Stretching over 65 acres, there are endless places to feel alone. Eight distinct restaurants, Dubai’s longest stretch of beach, and lush gardens have that effect. And throughout, there’s a sense of seduction, maybe thanks to the rose petals, candles, and incense that take staff one hour per property per evening to place and light. It’s also possible to arrange an intimate, low-lit dinner on the beach in a gazebo, which is so special, it’s where many proposals occur. One thing to note when it comes to Dubai’s world-class dining scene is that restaurants outside of hotels do not serve alcohol, which makes it even more appealing to stay ensconced in your chosen resort.
Many of Dubai’s hotels are massive, especially on the ever-popular “island”—the now-iconic Atlantis, The Palm, Dubai, for example, has more than 1,500 rooms and a water park. The Fairmont Palm Hotel & Resort is smaller, with nearly 400 rooms, along with a celebrated spa, while if intimacy is what you crave, look to One & Only the Palm, which has just 94 accommodations. It’s because of its petite size that personalization is big at the bright white Andalusian- and Moorish-inspired resort: Your fantasies are usually made reality—like the “ultimate romance” dinner served by the pool on a candlelit table topped with rose petals. That meal promises to be memorable, thanks to the three Michelin Star chef who overlooks the culinary experiences. (For dessert at Stay by Yannick Alléno, pastry chefs can customize a half-meter or one-meter dessert platter for you to share.) The Guerlain spa features a flowing couples suite ideal for an ultraluxe private hammam treatment you give each other—including a bubble bath with rose petals and a body masque you’ll rub on your sweetie (and vice versa) before rinsing off in a rain shower.

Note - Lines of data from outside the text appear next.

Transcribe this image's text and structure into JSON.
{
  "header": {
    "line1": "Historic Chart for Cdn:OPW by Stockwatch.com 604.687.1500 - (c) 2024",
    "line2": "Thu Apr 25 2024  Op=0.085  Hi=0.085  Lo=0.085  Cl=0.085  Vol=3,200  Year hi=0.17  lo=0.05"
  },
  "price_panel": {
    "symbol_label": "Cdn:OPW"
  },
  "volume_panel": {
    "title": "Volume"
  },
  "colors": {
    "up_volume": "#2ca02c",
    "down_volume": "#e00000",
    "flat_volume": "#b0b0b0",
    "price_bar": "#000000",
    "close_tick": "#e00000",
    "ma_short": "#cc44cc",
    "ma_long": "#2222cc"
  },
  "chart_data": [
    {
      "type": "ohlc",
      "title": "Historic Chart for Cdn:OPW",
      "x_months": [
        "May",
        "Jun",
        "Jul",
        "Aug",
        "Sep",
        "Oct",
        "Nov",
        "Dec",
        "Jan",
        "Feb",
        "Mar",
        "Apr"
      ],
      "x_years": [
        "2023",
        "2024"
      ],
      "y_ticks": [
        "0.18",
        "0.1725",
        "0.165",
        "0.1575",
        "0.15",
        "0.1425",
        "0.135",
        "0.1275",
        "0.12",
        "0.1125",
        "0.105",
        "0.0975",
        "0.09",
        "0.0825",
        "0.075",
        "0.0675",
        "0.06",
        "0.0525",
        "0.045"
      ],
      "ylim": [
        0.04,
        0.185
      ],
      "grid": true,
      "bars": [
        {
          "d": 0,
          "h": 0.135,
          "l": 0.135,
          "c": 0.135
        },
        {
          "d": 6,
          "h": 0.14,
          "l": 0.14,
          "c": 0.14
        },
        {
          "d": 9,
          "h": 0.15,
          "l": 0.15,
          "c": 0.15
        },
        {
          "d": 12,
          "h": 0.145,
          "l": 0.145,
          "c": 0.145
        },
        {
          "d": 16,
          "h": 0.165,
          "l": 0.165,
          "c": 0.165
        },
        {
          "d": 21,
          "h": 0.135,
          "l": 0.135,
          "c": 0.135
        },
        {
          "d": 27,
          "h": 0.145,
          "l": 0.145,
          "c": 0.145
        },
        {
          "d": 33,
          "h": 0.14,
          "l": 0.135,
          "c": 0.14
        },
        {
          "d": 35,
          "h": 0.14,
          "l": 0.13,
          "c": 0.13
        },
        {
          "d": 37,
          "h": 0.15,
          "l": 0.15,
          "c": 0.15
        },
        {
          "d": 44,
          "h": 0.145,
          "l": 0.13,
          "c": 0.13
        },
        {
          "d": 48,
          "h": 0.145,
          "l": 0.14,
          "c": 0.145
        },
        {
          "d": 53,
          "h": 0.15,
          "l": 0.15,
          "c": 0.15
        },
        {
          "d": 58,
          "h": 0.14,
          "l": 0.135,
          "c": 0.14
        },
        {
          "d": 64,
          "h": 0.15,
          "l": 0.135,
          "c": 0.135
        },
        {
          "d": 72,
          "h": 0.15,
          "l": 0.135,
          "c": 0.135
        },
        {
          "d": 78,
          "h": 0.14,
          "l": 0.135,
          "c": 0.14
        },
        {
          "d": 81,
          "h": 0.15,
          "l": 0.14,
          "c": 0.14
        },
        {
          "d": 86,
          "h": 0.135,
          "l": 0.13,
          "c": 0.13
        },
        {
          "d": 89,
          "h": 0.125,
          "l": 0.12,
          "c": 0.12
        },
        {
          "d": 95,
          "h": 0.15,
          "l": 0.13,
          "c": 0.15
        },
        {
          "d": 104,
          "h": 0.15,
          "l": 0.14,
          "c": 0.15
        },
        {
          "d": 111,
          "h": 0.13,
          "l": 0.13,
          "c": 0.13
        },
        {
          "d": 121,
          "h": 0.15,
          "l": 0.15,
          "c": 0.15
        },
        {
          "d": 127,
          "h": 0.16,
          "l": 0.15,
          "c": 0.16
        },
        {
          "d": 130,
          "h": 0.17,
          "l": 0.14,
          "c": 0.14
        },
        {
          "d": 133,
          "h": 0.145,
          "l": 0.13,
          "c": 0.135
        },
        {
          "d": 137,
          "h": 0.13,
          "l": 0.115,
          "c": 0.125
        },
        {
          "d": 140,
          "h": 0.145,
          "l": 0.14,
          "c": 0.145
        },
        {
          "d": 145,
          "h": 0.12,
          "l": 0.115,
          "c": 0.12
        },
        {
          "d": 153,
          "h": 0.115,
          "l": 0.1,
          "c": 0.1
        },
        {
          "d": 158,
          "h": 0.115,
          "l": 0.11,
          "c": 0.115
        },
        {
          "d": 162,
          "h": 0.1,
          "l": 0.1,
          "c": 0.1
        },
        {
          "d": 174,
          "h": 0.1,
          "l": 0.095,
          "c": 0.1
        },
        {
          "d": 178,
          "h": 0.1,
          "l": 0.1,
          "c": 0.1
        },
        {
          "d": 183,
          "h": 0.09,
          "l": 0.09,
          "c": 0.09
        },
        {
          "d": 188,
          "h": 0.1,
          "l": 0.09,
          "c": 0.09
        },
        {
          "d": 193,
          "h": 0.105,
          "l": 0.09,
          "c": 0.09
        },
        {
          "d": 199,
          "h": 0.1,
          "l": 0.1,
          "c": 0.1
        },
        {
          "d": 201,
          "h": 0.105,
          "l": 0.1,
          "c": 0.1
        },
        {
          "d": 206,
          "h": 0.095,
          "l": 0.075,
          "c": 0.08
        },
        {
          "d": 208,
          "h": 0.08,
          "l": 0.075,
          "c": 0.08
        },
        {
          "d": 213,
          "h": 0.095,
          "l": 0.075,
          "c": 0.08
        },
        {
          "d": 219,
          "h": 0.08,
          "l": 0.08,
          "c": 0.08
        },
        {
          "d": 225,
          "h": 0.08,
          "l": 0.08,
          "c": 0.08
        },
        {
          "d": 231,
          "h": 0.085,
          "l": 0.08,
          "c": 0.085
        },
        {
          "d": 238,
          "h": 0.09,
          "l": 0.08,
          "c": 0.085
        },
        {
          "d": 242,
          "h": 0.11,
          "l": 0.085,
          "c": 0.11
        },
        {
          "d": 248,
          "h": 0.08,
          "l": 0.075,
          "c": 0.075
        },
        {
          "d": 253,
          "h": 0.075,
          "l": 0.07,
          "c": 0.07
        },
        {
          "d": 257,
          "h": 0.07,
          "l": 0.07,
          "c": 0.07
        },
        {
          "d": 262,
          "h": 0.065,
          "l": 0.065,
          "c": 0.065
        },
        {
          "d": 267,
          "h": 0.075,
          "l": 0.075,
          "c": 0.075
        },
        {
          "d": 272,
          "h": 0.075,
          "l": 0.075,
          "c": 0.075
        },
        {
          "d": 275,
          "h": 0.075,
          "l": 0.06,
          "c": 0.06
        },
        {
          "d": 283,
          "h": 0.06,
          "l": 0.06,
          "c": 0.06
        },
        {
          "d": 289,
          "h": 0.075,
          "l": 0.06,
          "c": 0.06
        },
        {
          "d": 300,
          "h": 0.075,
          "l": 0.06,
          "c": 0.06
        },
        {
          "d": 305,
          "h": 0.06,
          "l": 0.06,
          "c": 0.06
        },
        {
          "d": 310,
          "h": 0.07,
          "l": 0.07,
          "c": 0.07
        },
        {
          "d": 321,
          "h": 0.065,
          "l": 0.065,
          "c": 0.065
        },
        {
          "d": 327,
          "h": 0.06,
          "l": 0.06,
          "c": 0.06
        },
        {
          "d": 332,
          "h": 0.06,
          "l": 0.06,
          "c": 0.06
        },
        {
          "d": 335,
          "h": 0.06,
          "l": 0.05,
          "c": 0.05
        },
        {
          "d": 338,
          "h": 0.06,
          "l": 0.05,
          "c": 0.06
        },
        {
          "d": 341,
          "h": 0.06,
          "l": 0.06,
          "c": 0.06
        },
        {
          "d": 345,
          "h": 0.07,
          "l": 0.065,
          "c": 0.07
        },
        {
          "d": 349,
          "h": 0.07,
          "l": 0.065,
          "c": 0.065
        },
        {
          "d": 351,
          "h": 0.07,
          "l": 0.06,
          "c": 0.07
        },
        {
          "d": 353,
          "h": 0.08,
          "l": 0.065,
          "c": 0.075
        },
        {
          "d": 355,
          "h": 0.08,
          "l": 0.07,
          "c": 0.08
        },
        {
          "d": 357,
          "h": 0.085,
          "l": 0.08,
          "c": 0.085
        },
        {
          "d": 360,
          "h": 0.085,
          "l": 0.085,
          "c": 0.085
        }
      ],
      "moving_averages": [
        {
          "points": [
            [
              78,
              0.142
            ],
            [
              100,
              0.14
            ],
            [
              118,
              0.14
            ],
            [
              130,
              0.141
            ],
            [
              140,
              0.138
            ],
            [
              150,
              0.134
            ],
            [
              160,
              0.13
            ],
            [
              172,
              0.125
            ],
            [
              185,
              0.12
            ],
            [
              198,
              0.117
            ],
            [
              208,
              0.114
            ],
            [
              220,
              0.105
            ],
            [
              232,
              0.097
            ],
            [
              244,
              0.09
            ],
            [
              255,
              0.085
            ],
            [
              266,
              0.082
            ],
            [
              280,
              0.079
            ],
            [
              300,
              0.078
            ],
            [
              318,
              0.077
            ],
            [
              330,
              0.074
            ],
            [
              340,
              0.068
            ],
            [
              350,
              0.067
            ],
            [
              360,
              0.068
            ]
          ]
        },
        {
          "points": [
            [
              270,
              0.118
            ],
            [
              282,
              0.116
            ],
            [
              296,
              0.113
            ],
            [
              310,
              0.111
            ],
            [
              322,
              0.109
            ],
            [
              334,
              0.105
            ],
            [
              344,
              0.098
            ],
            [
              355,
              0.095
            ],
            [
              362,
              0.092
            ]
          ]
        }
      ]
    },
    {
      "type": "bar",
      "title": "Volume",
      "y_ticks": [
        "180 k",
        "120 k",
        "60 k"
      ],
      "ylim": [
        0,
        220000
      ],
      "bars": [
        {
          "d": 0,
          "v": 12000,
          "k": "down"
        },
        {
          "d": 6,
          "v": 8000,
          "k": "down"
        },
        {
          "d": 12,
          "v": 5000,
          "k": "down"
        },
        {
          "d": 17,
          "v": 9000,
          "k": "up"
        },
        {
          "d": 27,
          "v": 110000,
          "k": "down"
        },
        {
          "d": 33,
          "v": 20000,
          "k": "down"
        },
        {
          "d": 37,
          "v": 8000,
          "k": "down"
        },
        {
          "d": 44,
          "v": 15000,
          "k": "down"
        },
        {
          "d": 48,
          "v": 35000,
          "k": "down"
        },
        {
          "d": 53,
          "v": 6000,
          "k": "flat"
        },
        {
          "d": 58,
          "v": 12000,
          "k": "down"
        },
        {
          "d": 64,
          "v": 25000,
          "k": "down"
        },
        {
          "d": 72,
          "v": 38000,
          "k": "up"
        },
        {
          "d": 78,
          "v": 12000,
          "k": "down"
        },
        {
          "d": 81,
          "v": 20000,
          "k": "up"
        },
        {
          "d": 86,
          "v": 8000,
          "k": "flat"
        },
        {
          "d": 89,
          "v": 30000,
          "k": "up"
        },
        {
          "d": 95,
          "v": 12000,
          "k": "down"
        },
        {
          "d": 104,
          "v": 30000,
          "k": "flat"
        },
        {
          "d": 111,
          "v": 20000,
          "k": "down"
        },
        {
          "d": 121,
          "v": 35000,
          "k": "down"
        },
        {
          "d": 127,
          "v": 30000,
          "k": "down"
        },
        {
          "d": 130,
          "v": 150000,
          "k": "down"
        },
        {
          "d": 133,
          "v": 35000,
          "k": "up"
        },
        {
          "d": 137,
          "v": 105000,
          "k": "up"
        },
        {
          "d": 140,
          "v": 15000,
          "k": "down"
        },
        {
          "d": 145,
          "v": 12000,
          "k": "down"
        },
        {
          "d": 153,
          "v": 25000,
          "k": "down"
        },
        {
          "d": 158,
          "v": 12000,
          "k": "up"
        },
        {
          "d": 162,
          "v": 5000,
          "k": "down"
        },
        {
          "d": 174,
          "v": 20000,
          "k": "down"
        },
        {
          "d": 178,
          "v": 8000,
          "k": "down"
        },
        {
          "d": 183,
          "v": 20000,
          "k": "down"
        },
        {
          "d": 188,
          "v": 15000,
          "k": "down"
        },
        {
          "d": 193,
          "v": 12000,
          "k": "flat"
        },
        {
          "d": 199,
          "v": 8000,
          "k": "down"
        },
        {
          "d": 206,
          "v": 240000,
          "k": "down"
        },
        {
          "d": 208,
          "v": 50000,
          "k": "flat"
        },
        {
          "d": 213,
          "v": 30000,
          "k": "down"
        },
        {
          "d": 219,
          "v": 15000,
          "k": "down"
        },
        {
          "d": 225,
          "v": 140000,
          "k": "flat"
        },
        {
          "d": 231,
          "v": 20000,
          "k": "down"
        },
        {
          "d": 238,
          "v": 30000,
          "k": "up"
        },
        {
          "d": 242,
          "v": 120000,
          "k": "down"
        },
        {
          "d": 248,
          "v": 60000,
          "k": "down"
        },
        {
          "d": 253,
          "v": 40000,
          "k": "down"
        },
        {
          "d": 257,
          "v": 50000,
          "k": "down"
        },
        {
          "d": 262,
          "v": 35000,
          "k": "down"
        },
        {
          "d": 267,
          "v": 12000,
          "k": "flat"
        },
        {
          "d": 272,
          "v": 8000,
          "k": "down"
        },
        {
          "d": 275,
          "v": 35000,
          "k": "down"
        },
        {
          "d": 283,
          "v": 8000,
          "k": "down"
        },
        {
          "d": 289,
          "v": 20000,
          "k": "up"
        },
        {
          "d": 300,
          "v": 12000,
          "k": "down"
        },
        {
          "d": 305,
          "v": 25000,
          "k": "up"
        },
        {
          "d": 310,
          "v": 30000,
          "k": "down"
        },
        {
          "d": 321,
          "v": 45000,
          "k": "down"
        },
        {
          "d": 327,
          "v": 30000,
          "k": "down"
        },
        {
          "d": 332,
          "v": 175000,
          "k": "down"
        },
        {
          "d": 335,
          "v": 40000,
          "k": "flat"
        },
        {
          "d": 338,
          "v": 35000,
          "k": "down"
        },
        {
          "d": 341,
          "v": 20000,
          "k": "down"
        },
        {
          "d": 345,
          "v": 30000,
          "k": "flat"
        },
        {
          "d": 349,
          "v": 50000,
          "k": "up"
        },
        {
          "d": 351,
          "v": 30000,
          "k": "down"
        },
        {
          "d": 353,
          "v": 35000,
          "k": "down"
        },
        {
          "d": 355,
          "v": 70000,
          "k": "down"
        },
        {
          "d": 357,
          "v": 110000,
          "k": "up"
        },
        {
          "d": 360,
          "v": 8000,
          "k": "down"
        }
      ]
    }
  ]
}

During a Dubai honeymoon at one of these resorts, it may feel hard to leave the glorious confines of the property, but there are a few other musts. One is a journey into the desert, which may include a camel or two, some stately wild Arabian oryx, and a lesson in falconry. (You can even go on an overnight if sleeping under the stars like a Bedoin tickles your fancy.) If you don’t have a fear of heights, journey up to the viewing deck of the Burj Al Arab in New Dubai. Or have sundowners at the 52nd-floor observatory at the Dubai Marriott Harbour Hotel, where you can see the full palm island in all its glory. For a taste of Emirati culture, venture to old Dubai, where the gold souk and spice souk (markets) are worth a wander. And a private sunset cruise through the aquamarine water on a luxurious yacht is key—with a bottle of bubbly, of course.